Acclaimed Grateful Dead cover band Joe Russo’s Almost Dead played two funky sets of songs recently at The Anthem, and Mark Raker was there to photograph the show.
Everyone knows the hit song “I Ran (So Far Away)” by A Flock of Seagulls. But even a passing listen to the band’s catalog reveals a wealth of amazing tunes, any one of which could become an instant earworm.
A Flock of Seagulls, still fronted by original vocalist Mike Score, performs at The Fillmore Silver Spring on Saturday, Dec. 2, and it’s a show not to be missed if you love stylish, moody synthesizers.
Valerie June is one of the bright young stars of the Americana world, admired by folks like Bob Dylan. In addition to her music, she’s written poetry and a children’s book. Valerie was kind enough to answer a few questions for Parklife DC’s Mark Engleson, who corresponded via email. Her latest book, Light Beams, is an interactive journal.
English synthpop greats Orchestral Manoeuvres in the Dark recently were the toast of the inaugural Darker Waves Festival in sunny Southern California, where they presented 10 of their very best singles to the gratification of swarming attendees ready to dance. With a one-two punch, the quartet followed that day with an engrossing evening that spotlighted the shifting nuances of their sound for the raucous clamor of a sold-out show at the House of Blues in Anaheim.
Sometimes, with all the seriousness that comes with consuming music as a critic, one can forget that all of this is supposed to be fun. Music is art, but it’s also entertainment. Ha Ha Tonka, who take their name from a park near their hometown of Springfield, Missouri, in the Ozarks, never forgets to have fun on stage. On a recent night at Jammin’ Java, their joy at playing for their fans was palpable.
This shouldn’t be taken to imply they don’t write great songs. They do, and they’ve consistently earn strong reviews for their albums. These original songs made up almost their entirety of their Jammin’ Java set, but they ended the night with a “song you all know,” RamJam’s late ’70s southern rocker “Black Betty,” which is one of those songs that doesn’t really make a lot of sense, but it has a great groove and makes you feel pumped.

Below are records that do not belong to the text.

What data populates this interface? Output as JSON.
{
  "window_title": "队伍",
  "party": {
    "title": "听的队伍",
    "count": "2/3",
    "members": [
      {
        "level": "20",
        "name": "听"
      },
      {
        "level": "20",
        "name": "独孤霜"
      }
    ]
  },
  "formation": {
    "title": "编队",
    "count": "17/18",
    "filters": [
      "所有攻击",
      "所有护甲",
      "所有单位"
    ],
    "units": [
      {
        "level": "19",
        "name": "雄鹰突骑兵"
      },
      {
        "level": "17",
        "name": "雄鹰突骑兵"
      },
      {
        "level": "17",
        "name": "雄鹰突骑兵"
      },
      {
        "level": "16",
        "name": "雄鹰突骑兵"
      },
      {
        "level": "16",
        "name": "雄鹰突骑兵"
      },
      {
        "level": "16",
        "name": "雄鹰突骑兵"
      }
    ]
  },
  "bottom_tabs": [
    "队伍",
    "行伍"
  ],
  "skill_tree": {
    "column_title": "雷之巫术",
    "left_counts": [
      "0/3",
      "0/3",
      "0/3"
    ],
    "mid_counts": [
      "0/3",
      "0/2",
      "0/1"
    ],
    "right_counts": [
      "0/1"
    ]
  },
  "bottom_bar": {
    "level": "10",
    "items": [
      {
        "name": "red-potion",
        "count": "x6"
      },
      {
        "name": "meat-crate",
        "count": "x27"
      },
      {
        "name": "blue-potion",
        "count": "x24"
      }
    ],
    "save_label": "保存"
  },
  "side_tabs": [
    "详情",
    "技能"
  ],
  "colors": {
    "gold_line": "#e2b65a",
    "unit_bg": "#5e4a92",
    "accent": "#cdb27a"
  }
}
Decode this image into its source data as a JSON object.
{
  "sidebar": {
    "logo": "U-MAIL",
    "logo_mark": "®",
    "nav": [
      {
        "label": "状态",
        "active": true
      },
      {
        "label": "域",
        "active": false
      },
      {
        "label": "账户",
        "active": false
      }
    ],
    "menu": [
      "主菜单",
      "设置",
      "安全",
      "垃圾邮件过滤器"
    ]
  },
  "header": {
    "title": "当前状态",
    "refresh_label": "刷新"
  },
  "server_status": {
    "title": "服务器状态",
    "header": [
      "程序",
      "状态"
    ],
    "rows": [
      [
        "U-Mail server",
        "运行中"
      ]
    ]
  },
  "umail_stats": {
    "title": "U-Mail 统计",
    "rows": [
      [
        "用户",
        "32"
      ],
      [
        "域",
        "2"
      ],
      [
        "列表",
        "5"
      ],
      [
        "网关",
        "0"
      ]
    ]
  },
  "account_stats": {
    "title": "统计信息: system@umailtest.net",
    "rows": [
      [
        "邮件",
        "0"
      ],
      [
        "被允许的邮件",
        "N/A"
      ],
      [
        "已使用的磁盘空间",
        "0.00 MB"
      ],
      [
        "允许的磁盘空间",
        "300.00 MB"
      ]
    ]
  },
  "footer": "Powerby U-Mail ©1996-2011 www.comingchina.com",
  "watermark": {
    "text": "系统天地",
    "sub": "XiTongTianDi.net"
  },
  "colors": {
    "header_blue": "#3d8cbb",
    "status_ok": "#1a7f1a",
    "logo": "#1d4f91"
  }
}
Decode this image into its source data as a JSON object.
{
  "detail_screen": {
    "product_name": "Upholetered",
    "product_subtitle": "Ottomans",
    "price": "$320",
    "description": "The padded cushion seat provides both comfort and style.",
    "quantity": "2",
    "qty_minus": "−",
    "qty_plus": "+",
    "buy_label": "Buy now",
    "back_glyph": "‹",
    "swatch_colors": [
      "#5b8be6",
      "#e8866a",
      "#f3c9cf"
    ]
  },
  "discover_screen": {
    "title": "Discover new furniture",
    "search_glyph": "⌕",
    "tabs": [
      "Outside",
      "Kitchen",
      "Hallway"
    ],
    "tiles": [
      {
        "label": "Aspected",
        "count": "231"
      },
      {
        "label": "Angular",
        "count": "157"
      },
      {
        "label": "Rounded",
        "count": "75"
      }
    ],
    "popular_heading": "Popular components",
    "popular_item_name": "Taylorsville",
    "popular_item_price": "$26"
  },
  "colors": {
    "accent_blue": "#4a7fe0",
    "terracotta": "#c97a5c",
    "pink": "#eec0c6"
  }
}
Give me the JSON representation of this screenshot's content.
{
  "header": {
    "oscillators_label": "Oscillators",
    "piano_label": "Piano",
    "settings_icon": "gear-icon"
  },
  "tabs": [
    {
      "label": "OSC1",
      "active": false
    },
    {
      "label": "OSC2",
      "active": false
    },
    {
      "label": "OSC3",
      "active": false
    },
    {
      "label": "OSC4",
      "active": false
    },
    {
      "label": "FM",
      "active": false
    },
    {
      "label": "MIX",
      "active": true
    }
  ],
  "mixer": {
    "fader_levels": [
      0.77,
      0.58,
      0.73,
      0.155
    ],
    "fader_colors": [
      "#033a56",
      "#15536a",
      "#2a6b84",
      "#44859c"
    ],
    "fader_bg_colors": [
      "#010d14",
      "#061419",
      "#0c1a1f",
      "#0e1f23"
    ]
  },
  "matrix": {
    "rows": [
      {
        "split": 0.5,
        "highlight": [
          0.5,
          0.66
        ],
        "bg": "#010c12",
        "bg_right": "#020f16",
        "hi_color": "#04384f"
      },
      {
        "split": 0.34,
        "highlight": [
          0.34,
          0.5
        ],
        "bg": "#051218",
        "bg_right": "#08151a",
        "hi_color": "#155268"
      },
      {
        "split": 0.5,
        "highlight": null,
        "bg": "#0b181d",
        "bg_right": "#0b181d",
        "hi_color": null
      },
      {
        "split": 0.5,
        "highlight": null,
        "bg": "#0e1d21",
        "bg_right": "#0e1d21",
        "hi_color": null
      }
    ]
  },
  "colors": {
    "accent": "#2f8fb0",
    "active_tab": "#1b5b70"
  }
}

Though not everyone on the planet has yet learned of or heard the sounds of LEISURE, a powerhouse electronic posse out of New Zealand, it’s inevitable that any fun-loving listener will adopt this group and its invigorative dance music when it so beneficially presents itself — as it did recently at 9:30 Club.
An all-star cast of known creators who found success through other projects before this one, LEISURE came to be in Auckland back in 2015 with the cryptic Soundcloud release of the group’s first single, “Got It Band,” which essentially exploded without much of a clue to who was actually behind it.
Live and recorded music has seen a long list of duos captivate the hearts and minds of listeners, especially in recent times as the means for making songs and sharing them are more accessible than ever before.
As a result, the waters can be a bit more competitive than some might think. But one especially captivating tandem out of Western Canada seems to have forged a meaningful alliance through music that is therapeutic, heartrending, and truly beautiful to the ear of many.
Jon Middleton and Sierra Lundy got started in 2017 and so far have released one full studio album and a series of EPs as Ocie Elliott, but they’ve already amassed a large, impassioned listener base with their sincere and tender recordings, as seen recently at Jammin’ Java.
Cuban-American rapper La Goony Chonga performs at The Atlantis in DC for her Goonyverso Tour on Tuesday, Dec. 5. You can win tickets to go with Parklife DC!
I once heard a musician say, about the music business, “Love the music, hate the business.” When an artist or band is signed to a record label, the label can choose, for any reason or no reason whatsoever, not to release an album.
The executives at record companies aren’t infallible when it comes to either artistic or commercial judgments. A record label declined to release Wilco’s seminal Yankee Hotel Foxtrot, and they were wrong about that, commercially and artistically. They were wrong, too, about their decision not to release Liz Longley’s latest album, Funeral For My Past.
Ron Holloway: Funksgiving at The Hamilton Live
Words By Dan Rozman
Photos by Mark Raker
Ron Holloway has established himself as one of today’s most in-demand tenor saxophonists across multiple genres. Renowned jazz critic Ira Gitler has described Holloway’s versatile playing style as both “hard-bop” jazz and smooth R&B ballads “with warm, blue feeling.” Holloway strives to push the limits of the tenor saxophone’s range using special fingering techniques, demonstrating extraordinary control across nearly five octaves. His passion and dynamic style create an exciting and signature sound.
Holloway is a saxophone legend in the DC area jazz and funk scene. He has received over 40 Washington Area Music Awards, including two for Musician of the Year. Holloway aims to honor the tenor saxophone’s illustrious history in his playing. As Ron puts it, “There’s much to be done!” And indeed he is busy doing it.